I’m always vaguely suspicious when I hear of a project that involves converting one art form into another, especially if “the original” holds nostalgic sway over me for one reason or another. After all, it can be dangerous territory for an artist to take words that are familiar and even beloved by large numbers of people and then have the audacity to play with them, interpreting them in some way which is new and (there’s no way of getting around it) entirely personal to them.
When I read that The Waterboys were intending to release a new album that would convert the poems of WB Yeats into song, I felt half a jolt of excited anticipation and, yes, an equal one of “oh no, what are they doing”. In the words of front man Mike Scott, taking this on was nothing short of “a radical artistic step”. Not that I don’t have great respect for The Waterboys; I’ve listened to them for years, all the way back to the same halcyon days at university when I was, strangely enough, immersed in the works of WB Yeats in revision for my finals exams. In fact, even back then, the two things seemed to go hand-in-hand: a Yeats essay to finish meant I was likely to slip “Fisherman’s Blues” into my cassette player, just to get me in the mood.
I learn from Amazon that the project has been something of a labour of love, one that was initially conceived two decades ago and which has been years in the making. The video clip on there gave me a small taste of what to expect but, really, not enough to sway me one way or the other. My decision to purchase the album today amounted to a giant leap of faith that, somewhere between nostalgia for Yeats and an appreciation of The Waterboys, seasoned with a healthy shaking of sheer curiosity, I wouldn’t live to regret it.
I wasn’t wrong. “An appointment with Mr Yeats” is now on its third play since I downloaded it just a few hours ago, a back-to-back airing that is not typical of me at all. In part, this is down to sheer enjoyment of the music and a distinct sense that this is one of those albums that gets stronger with each listen, as new layers of detail begin to surface. It is also down to the sheer pleasure of hearing, sung aloud, the words that were once so familiar to me that they could trip off the tongue (oh yes, I also studied Yeats for A level so by the time I did my degree, he was an old friend) and there is much to enjoy in Yeats if you are prepared to listen and unravel; he exudes a strong sense of story-telling in layers, all heavily embroidered with motifs of national culture, politics and historical context. All of this layering of meaning and reference utterly fascinated me at the time, along with James Joyce who, on the subject of translation of literature into popular song, you cannot fail to think of these days, I would say, without also thinking of Kate Bush’s “The Flower of the Mountain” (a track which, along with the rest of the 2011 album “Director’s Cut”, has been revamped in such a way that is proof that you can improve on perfection). Yet, as Mike Scott points out, there is a great deal in the poems that resonates with current events (he is confident that if Yeats had been around today he would have found “much fuel for a similar emotive fire”) so that the “lyrics” of this album hold both poetic nostalgia and modern relevance within their palm, and all so much more beautifully phrased than much of what you hear being uttered aloud beneath the strains of some modern-day music.
I won’t review it track by track as it will be each to their own with this album; suffice to say there is enough variety in the way that each of the poems selected for this project is “carried off” to make it feel like the work that has gone into it has been considerable and well thought through.

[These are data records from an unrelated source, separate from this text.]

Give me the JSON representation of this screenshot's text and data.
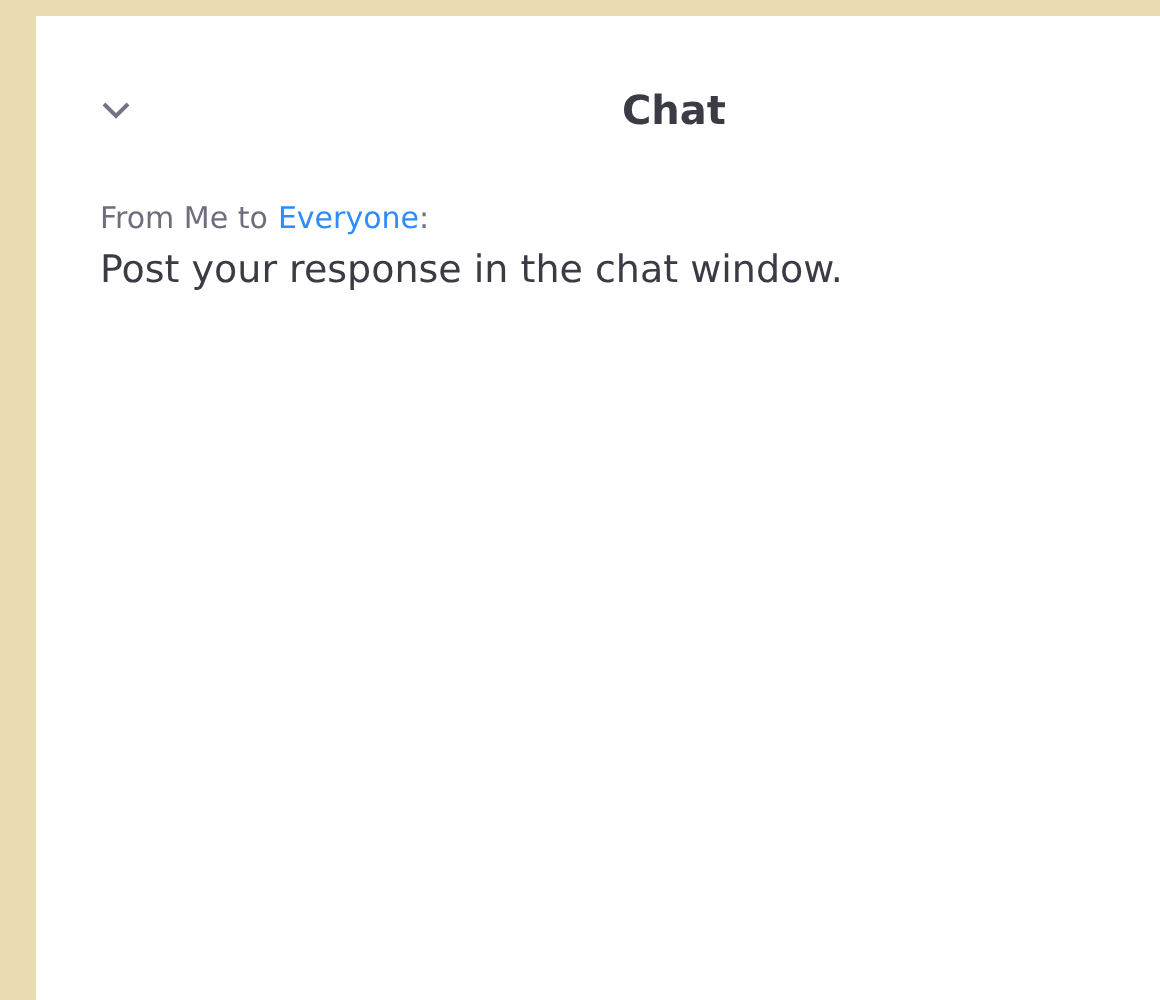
{
  "panel": {
    "title": "Chat",
    "expanded": true
  },
  "messages": [
    {
      "from": "From Me to",
      "recipient": "Everyone",
      "separator": ":",
      "text": "Post your response in the chat window."
    }
  ]
}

It is an understatement to say that I was pleasantly surprised and so much so that I feel it justifies a fourth play before the day is out. The BBC verdict, quoted from Amazon, declares that “this is a genuinely successful experiment” and I would concur.
A similar experiment that comes to mind is Natalie Merchant‘s own labour of love “Leave Your Sleep” (2010) on which she put a whole range of nineteenth and twentieth children’s’ poetry to music, interpreting each poem with tender loving care and a hand-in-glove pairing with the appropriate musical genre to convey its theme, supported by an impressive array of instrumentalists gathered together for the task. I was fortunate enough to see her in concert shortly after the album was released and the live performance of songs from the album really dusted away those last few cobwebs of doubt that had accompanied my first hearing of an album that was quite different to anything she had previously released; by the end, and without waver, I knew I was listening to a masterpiece. If I were a poet, I could hope for nothing more than that an artist such as Natalie Merchant or Mike Scott would want to take my poems on and do their stuff to them long after my demise, thus bringing them out of their dusty shelves and into the light for a whole new audience.

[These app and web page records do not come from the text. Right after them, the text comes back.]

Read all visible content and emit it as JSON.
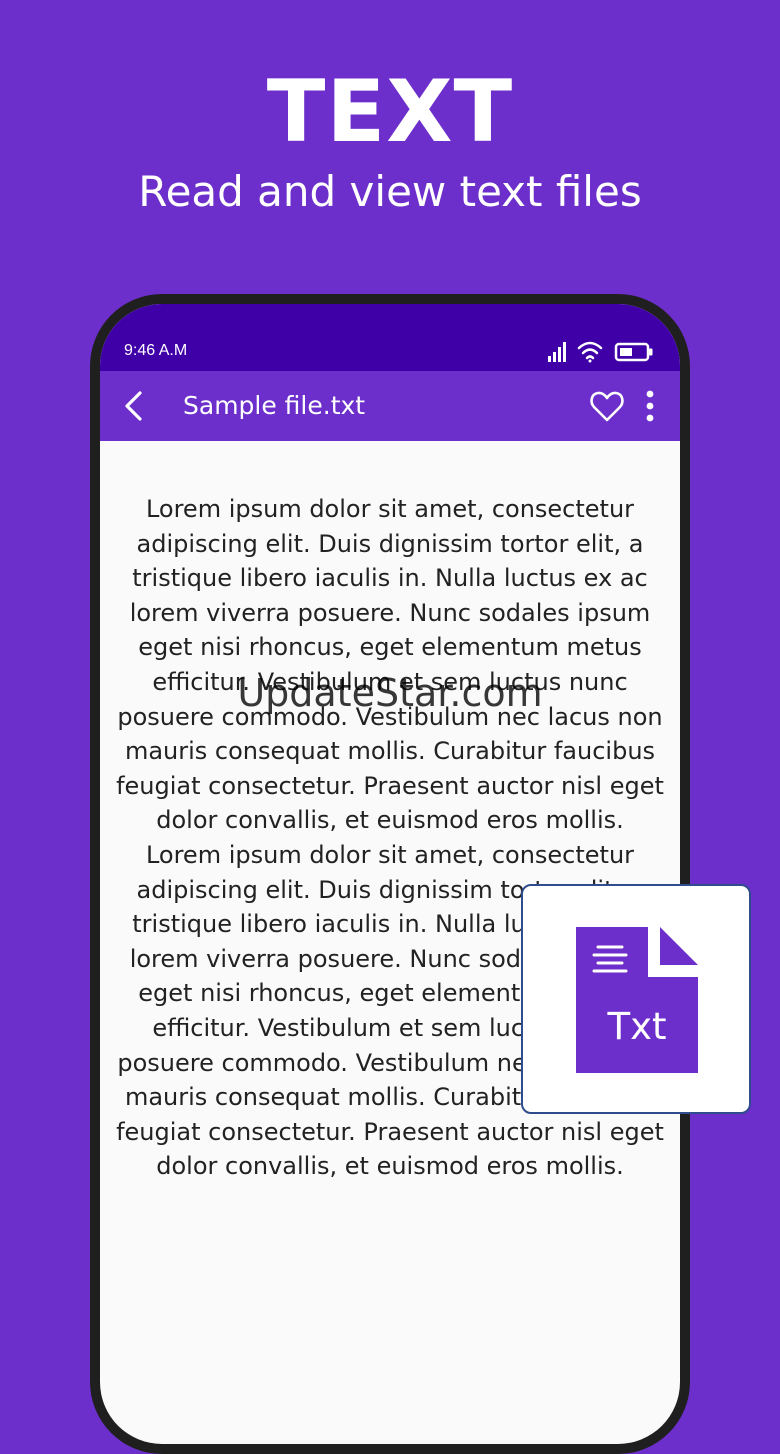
{
  "hero": {
    "title": "TEXT",
    "subtitle": "Read and view text files"
  },
  "status_bar": {
    "time": "9:46 A.M",
    "icons": [
      "signal-icon",
      "wifi-icon",
      "battery-icon"
    ]
  },
  "app_bar": {
    "title": "Sample file.txt",
    "icons": [
      "back-icon",
      "heart-icon",
      "more-icon"
    ]
  },
  "content": {
    "paragraph_1": "Lorem ipsum dolor sit amet, consectetur adipiscing elit. Duis dignissim tortor elit, a tristique libero iaculis in. Nulla luctus ex ac lorem viverra posuere. Nunc sodales ipsum eget nisi rhoncus, eget elementum metus efficitur. Vestibulum et sem luctus nunc posuere commodo. Vestibulum nec lacus non mauris consequat mollis. Curabitur faucibus feugiat consectetur. Praesent auctor nisl eget dolor convallis, et euismod eros mollis.",
    "paragraph_2": "Lorem ipsum dolor sit amet, consectetur adipiscing elit. Duis dignissim tortor elit, a tristique libero iaculis in. Nulla luctus ex ac lorem viverra posuere. Nunc sodales ipsum eget nisi rhoncus, eget elementum metus efficitur. Vestibulum et sem luctus nunc posuere commodo. Vestibulum nec lacus non mauris consequat mollis. Curabitur faucibus feugiat consectetur. Praesent auctor nisl eget dolor convallis, et euismod eros mollis."
  },
  "watermark": "UpdateStar.com",
  "file_badge": {
    "label": "Txt",
    "icon": "txt-file-icon"
  },
  "colors": {
    "background": "#6d2fcc",
    "status_bar": "#3f00a8",
    "app_bar": "#6d2fcc",
    "file_icon": "#6d2fcc",
    "text": "#222222"
  }
}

“An Appointment with Mr Yeats” The Waterboys
“Leave Your Sleep” Natalie Merchant
All VERY HIGHLY recommended!